Article in English | EMBASE | ID: covidwho-1517730


INTRODUCTION When COVID-19 first spread in Europe, it was unclear if the severe acute respiratory syndrome coronavirus 2 (SARS-CoV-2) could be transmitted from mother to fetus. Hence, doubts arose as the best way to deliver considering that caesarean delivery (CD) indeed could prevent vertical transmission. METHODS We calculated CD rate in 5 Italian regions (Lombardy, Emilia-Romagna, Tuscany, Umbria, Sardinia) differently affected by the first wave of the pandemic. Data were retrospectively obtained from each birth center and aggregated by areas (provinces). Data related to March-April 2020, corresponding to first COVID-19 peak in Italy, were compared with the March-April 2019 as well with November-December 2019, and odds ratio (ORs) were calculated. RESULTS A total of 24 provinces were included, covering 21.8% of the Italian population. Overall CD rate did not differ in the three examined periods: neither in the comparison of March-April 2019 (reference period) versus November-December 2019 (OR: 0.98 95% CI 0.93-1.05) nor in the comparison of the reference period versus March-April 2020 (OR: 1.03;95 % CI 0.98-1.09). CD rate did not change even in areas with the highest incidence of COVID-19. Only 17 out of 3.257 CDs was due to direct COVID-19 complications (0.5%;95% CI 0.3-0.8). No pregnant women with COVID-19 proven infection died. CONCLUSIONS The first wave of COVID-19 pandemic did not significantly affect delivery mode in Italy, even in areas with the highest infection rates.

The European journal of contraception & reproductive health care : the official journal of the European Society of Contraception ; : 01-Feb, 2020.
Article | WHO COVID | ID: covidwho-327205


Purpose: The Italian Society of Contraception identified as one of its priorities the need to give recommendations on management of contraception during Coronavirus-Covid 19 pandemiaMaterials and methods: A concise communication was produced which summarises in an easy-to-read format suitable for clinicians the management of the different contraceptives mostly used. Information how to manage contraception in different conditions is presented.Results: Women may, in general, continue to use either intrauterine and or hormonal contraceptives. The use of condom should be added to any hormonal contraceptive, when the contraceptive efficacy is reduced or when women stop the contraceptive method.Conclusion: At the present time, during the Coronavirus-Covid 19 pandemia, no data contraindicate the use of intrauterine or hormonal contraceptives.
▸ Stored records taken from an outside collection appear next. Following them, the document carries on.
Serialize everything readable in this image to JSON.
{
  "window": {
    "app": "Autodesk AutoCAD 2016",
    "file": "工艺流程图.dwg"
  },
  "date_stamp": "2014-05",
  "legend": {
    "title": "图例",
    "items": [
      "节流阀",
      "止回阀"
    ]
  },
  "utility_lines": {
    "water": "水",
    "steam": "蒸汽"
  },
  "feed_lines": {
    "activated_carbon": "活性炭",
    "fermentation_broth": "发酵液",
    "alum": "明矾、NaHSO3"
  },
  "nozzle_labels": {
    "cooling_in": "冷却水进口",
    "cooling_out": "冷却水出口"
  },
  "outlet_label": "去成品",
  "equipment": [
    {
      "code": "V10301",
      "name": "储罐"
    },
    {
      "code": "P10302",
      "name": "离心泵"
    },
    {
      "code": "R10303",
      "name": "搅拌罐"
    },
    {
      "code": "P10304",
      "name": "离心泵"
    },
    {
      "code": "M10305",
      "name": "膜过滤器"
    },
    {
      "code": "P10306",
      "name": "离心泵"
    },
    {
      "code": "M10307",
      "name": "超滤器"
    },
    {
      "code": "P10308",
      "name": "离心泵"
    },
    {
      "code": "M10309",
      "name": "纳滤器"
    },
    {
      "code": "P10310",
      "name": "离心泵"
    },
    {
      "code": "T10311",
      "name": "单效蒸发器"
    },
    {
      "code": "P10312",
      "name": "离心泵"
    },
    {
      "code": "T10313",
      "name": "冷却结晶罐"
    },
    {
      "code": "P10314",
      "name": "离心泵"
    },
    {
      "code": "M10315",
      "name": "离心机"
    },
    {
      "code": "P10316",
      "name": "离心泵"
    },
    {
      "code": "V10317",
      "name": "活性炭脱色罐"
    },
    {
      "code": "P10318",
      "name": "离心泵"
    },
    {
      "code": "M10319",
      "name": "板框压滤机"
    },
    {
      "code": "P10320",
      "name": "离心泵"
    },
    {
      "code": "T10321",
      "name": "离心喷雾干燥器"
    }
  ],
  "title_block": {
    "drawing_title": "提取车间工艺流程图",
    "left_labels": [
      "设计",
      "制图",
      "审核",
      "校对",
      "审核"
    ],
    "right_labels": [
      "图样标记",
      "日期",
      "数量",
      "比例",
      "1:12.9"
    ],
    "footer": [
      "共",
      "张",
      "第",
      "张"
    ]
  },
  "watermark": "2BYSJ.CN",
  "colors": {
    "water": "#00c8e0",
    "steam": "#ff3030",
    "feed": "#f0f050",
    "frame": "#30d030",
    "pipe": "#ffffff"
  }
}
Conversely the use of an appropriate contraception is advocate to prevent unintended pregnancies.